A big reason many parents want their children to learn a foreign language is so they can speak to family members in their native tongue. Not only can learning the language improve communication, it comes along with a great deal of cultural insight that can help children appreciate their family’s perspective.
While many parents aspire for relatives to help teach children their native language, it turns out that can be a challenge. As kids get older they often learn they can get away with speaking English, and relatives often prioritize understanding over teaching. As a result heritage language learners’ language level will often plateau unless they also receive formal education in the language.
The distinct needs and opportunities for heritage language learners has been a hot topic for language education researchers lately, with many studies showing the effectiveness of dual language immersion programs. Being a heritage language learner is a great opportunity, and language classes tailored to their needs can help them reach full fluency.
Read more:Heritage Languages in America When a Foreign Language isn’t Foreign
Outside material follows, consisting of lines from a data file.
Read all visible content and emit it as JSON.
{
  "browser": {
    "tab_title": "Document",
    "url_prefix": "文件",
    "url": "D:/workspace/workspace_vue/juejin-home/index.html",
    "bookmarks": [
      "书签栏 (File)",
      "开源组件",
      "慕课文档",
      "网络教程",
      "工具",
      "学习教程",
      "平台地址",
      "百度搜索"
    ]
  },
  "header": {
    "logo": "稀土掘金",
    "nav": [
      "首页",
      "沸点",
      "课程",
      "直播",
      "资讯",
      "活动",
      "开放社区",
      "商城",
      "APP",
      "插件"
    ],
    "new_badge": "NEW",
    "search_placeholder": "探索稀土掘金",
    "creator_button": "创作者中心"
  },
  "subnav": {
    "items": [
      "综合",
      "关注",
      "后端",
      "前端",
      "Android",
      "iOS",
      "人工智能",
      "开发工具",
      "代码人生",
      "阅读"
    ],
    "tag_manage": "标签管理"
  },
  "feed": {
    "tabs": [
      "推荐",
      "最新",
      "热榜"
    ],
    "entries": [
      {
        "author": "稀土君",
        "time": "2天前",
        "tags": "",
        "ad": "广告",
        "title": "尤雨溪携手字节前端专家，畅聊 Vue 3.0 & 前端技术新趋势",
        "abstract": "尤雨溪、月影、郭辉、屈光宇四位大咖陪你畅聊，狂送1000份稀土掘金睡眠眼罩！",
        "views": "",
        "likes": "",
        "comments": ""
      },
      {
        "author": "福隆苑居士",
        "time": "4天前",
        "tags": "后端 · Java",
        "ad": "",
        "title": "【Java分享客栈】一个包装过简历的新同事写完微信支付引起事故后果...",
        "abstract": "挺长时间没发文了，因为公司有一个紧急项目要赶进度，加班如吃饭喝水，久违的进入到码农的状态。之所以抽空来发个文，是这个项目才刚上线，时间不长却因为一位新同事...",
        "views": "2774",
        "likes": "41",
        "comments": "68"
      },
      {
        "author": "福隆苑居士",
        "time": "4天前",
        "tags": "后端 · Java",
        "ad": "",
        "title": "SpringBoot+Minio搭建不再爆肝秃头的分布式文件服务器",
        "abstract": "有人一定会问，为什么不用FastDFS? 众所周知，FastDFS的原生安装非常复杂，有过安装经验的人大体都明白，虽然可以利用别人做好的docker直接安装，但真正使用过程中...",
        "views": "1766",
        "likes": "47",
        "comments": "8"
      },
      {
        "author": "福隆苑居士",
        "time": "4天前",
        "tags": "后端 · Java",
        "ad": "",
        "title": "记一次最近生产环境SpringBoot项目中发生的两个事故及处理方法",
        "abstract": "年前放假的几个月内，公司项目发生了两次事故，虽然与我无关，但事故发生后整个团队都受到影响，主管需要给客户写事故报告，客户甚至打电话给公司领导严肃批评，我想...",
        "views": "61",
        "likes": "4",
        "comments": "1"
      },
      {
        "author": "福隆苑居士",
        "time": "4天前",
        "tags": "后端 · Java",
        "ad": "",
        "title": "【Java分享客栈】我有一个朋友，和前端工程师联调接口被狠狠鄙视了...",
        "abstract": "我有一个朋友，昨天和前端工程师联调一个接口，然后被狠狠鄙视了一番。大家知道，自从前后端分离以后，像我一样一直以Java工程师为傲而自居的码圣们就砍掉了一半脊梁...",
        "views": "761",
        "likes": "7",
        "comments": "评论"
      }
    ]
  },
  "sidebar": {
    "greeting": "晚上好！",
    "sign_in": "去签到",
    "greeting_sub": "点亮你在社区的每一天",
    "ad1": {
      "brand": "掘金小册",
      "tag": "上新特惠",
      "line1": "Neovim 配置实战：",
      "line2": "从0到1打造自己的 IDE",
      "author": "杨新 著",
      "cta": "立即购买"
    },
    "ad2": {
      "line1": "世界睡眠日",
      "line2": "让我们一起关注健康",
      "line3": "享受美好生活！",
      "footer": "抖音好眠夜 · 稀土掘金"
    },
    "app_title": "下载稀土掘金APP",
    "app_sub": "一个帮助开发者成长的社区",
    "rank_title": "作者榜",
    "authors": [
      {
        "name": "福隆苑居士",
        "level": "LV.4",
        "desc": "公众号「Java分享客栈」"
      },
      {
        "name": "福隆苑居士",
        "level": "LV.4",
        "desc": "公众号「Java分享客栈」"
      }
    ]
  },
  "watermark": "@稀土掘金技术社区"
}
Much has been written about how many jobs in the future will be automated – with tasks requiring ingenuity and creativity being left to humans. How then to build creative thinking skills in children? One of the surprising ways is by learning a second language. Several studies have demonstrated greater creativity and problem solving skills amongst bilinguals.
Learning a foreign language helps children see the world through different lenses. The ability to consider multiple viewpoints to a problem is a cornerstone of creative problem solving.
Read more:Can Learning a New Language Boost Your Creativity? Bilingual Children ‘Better at Problem Solving Skills’ European Commission Study on the Contribution of Multilingualism to Creativity
Sure, there’s a joy that comes from being able to speak to others in their native language – not to mention a sense of achievement. But part of the fun of learning a foreign language is discovering differences in how people look at the world. It’s fun to think about why dogs say "woof" in English, "wang wang" in Mandarin and "guau" in Spanish. What’s the right word? The dogs aren’t saying.
It’s also fun to discover words in a foreign language that don't exist in your native tongue. Take the Tagalog word, "gigil", which means “the irresistible urge to pinch/squeeze someone because they are loved or cherished.” Shouldn’t every language should have that word?
Read more:The Positive Lexicography
The American Council on the Teaching of Foreign Languages lists and summarizes many of the research studies supporting the benefits of foreign language for children.
The Center for Early Care and Education Research , a federally funded national research center in the United States, published a review of 102 peer-reviewed journal articles looking at dual language learners.
Dr. Ellen Bialystok is a leading researcher in the field of bilingualism and cognitive development, including the impact of bilingualism on “executive control” in children and delays in age-related memory declines.
Dr. Patricia K. Kuhl is co-director of the University of Washington’s Institute for Learning and Brain Sciences and co-author of The Scientist in the Crib: Minds, Brains, and How Children Learn. Her TED talk on “The Linguistic Genius of Babies” has had more than two million views.
Dr. Abutalebi Jubin’s research uses brain imaging to compare monolinguals and bilinguals. He is the editor-in-chief of the journal Bilingualism: Language and Cognition.